For this exercise, repeat the records below exactly and omit every picture.

Study material =>
========

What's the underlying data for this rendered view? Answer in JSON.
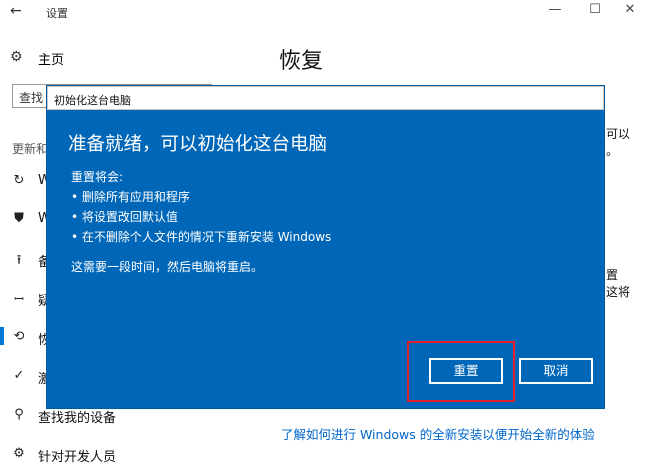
{
  "window": {
    "back_glyph": "←",
    "title": "设置",
    "minimize_glyph": "—",
    "maximize_glyph": "☐",
    "close_glyph": "✕"
  },
  "sidebar": {
    "home_label": "主页",
    "search_placeholder_visible": "查找",
    "section_header": "更新和",
    "items": [
      {
        "icon": "refresh-icon",
        "glyph": "↻",
        "label": "W"
      },
      {
        "icon": "shield-icon",
        "glyph": "⛊",
        "label": "W"
      },
      {
        "icon": "backup-icon",
        "glyph": "⭱",
        "label": "备"
      },
      {
        "icon": "wrench-icon",
        "glyph": "🔧",
        "label": "疑"
      },
      {
        "icon": "recovery-icon",
        "glyph": "⟲",
        "label": "恢"
      },
      {
        "icon": "activation-icon",
        "glyph": "✓",
        "label": "激"
      },
      {
        "icon": "person-location-icon",
        "glyph": "⚲",
        "label": "查找我的设备"
      },
      {
        "icon": "developer-icon",
        "glyph": "⚙",
        "label": "针对开发人员"
      }
    ]
  },
  "main": {
    "title": "恢复",
    "right_fragments": [
      "可以",
      "。",
      "置",
      "这将"
    ],
    "bottom_link": "了解如何进行 Windows 的全新安装以便开始全新的体验"
  },
  "dialog": {
    "title": "初始化这台电脑",
    "heading": "准备就绪，可以初始化这台电脑",
    "intro": "重置将会:",
    "bullets": [
      "• 删除所有应用和程序",
      "• 将设置改回默认值",
      "• 在不删除个人文件的情况下重新安装 Windows"
    ],
    "note": "这需要一段时间，然后电脑将重启。",
    "reset_button": "重置",
    "cancel_button": "取消"
  },
  "colors": {
    "dialog_bg": "#0067b8",
    "accent": "#0078d7",
    "link": "#0066cc",
    "highlight": "#e0202c"
  }
}
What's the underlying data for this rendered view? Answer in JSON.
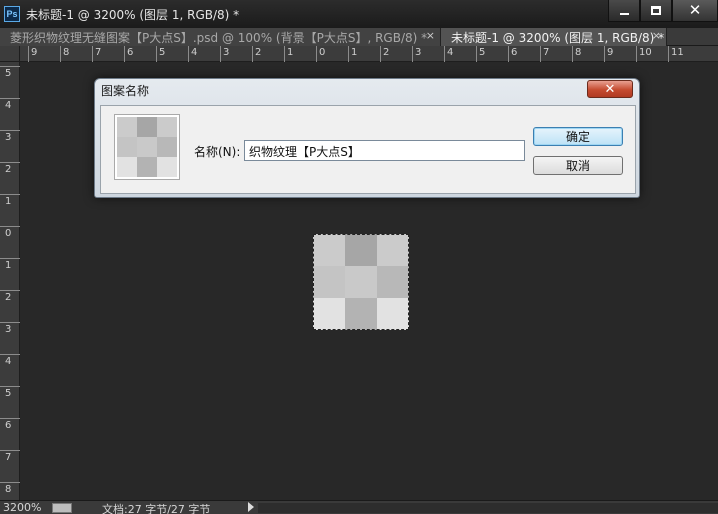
{
  "window": {
    "title": "未标题-1 @ 3200% (图层 1, RGB/8) *",
    "logo": "Ps"
  },
  "tabs": [
    {
      "label": "菱形织物纹理无缝图案【P大点S】.psd @ 100% (背景【P大点S】, RGB/8) *",
      "close": "×",
      "active": false
    },
    {
      "label": "未标题-1 @ 3200% (图层 1, RGB/8) *",
      "close": "×",
      "active": true
    }
  ],
  "ruler_top": [
    "9",
    "8",
    "7",
    "6",
    "5",
    "4",
    "3",
    "2",
    "1",
    "0",
    "1",
    "2",
    "3",
    "4",
    "5",
    "6",
    "7",
    "8",
    "9",
    "10",
    "11"
  ],
  "ruler_left": [
    "5",
    "4",
    "3",
    "2",
    "1",
    "0",
    "1",
    "2",
    "3",
    "4",
    "5",
    "6",
    "7",
    "8"
  ],
  "pattern_colors": [
    "#cbcbcb",
    "#a6a6a6",
    "#cbcbcb",
    "#c4c4c4",
    "#c9c9c9",
    "#b8b8b8",
    "#e2e2e2",
    "#b3b3b3",
    "#e2e2e2"
  ],
  "dialog": {
    "title": "图案名称",
    "close": "✕",
    "name_label": "名称(N):",
    "name_value": "织物纹理【P大点S】",
    "ok_label": "确定",
    "cancel_label": "取消"
  },
  "status": {
    "zoom": "3200%",
    "doc": "文档:27 字节/27 字节"
  }
}
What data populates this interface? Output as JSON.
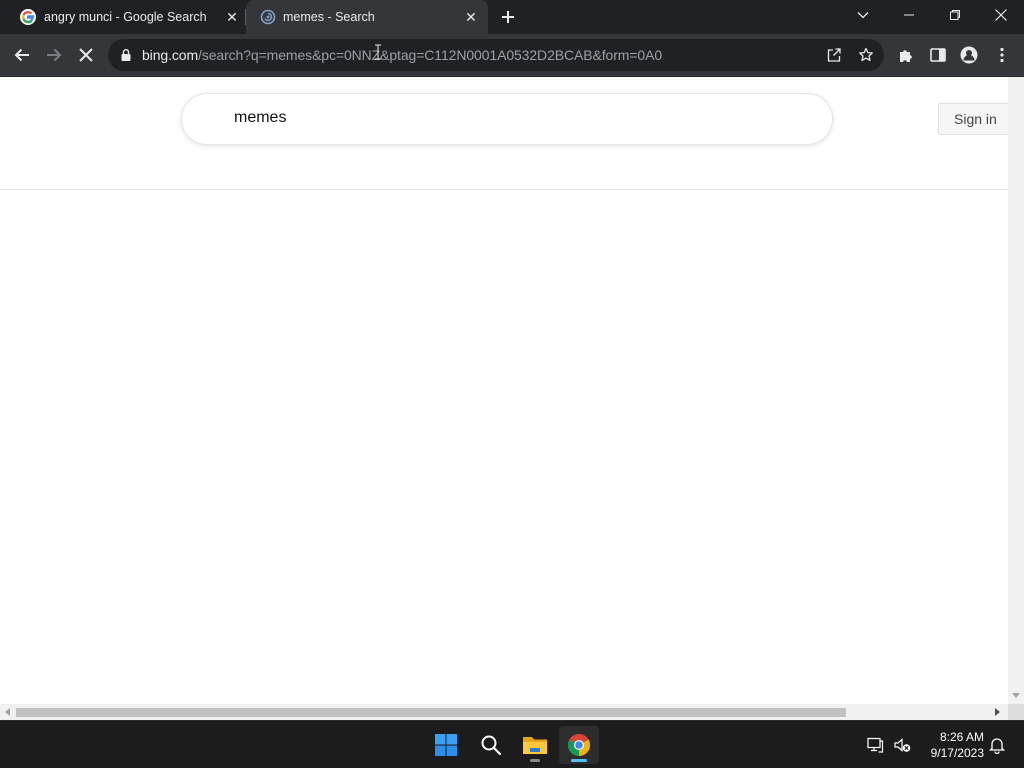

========

Response to this task =>
What's the underlying data for this rendered view? Answer in JSON.
{
  "window": {
    "back_glyph": "←",
    "title": "设置",
    "minimize_glyph": "—",
    "maximize_glyph": "☐",
    "close_glyph": "✕"
  },
  "sidebar": {
    "home_label": "主页",
    "search_placeholder_visible": "查找",
    "section_header": "更新和",
    "items": [
      {
        "icon": "refresh-icon",
        "glyph": "↻",
        "label": "W"
      },
      {
        "icon": "shield-icon",
        "glyph": "⛊",
        "label": "W"
      },
      {
        "icon": "backup-icon",
        "glyph": "⭱",
        "label": "备"
      },
      {
        "icon": "wrench-icon",
        "glyph": "🔧",
        "label": "疑"
      },
      {
        "icon": "recovery-icon",
        "glyph": "⟲",
        "label": "恢"
      },
      {
        "icon": "activation-icon",
        "glyph": "✓",
        "label": "激"
      },
      {
        "icon": "person-location-icon",
        "glyph": "⚲",
        "label": "查找我的设备"
      },
      {
        "icon": "developer-icon",
        "glyph": "⚙",
        "label": "针对开发人员"
      }
    ]
  },
  "main": {
    "title": "恢复",
    "right_fragments": [
      "可以",
      "。",
      "置",
      "这将"
    ],
    "bottom_link": "了解如何进行 Windows 的全新安装以便开始全新的体验"
  },
  "dialog": {
    "title": "初始化这台电脑",
    "heading": "准备就绪，可以初始化这台电脑",
    "intro": "重置将会:",
    "bullets": [
      "• 删除所有应用和程序",
      "• 将设置改回默认值",
      "• 在不删除个人文件的情况下重新安装 Windows"
    ],
    "note": "这需要一段时间，然后电脑将重启。",
    "reset_button": "重置",
    "cancel_button": "取消"
  },
  "colors": {
    "dialog_bg": "#0067b8",
    "accent": "#0078d7",
    "link": "#0066cc",
    "highlight": "#e0202c"
  }
}
What's the underlying data for this rendered view? Answer in JSON.
{
  "window": {
    "title": "未标题-1 @ 3200% (图层 1, RGB/8) *",
    "logo": "Ps"
  },
  "tabs": [
    {
      "label": "菱形织物纹理无缝图案【P大点S】.psd @ 100% (背景【P大点S】, RGB/8) *",
      "close": "×",
      "active": false
    },
    {
      "label": "未标题-1 @ 3200% (图层 1, RGB/8) *",
      "close": "×",
      "active": true
    }
  ],
  "ruler_top": [
    "9",
    "8",
    "7",
    "6",
    "5",
    "4",
    "3",
    "2",
    "1",
    "0",
    "1",
    "2",
    "3",
    "4",
    "5",
    "6",
    "7",
    "8",
    "9",
    "10",
    "11"
  ],
  "ruler_left": [
    "5",
    "4",
    "3",
    "2",
    "1",
    "0",
    "1",
    "2",
    "3",
    "4",
    "5",
    "6",
    "7",
    "8"
  ],
  "pattern_colors": [
    "#cbcbcb",
    "#a6a6a6",
    "#cbcbcb",
    "#c4c4c4",
    "#c9c9c9",
    "#b8b8b8",
    "#e2e2e2",
    "#b3b3b3",
    "#e2e2e2"
  ],
  "dialog": {
    "title": "图案名称",
    "close": "✕",
    "name_label": "名称(N):",
    "name_value": "织物纹理【P大点S】",
    "ok_label": "确定",
    "cancel_label": "取消"
  },
  "status": {
    "zoom": "3200%",
    "doc": "文档:27 字节/27 字节"
  }
}
What data populates this interface? Output as JSON.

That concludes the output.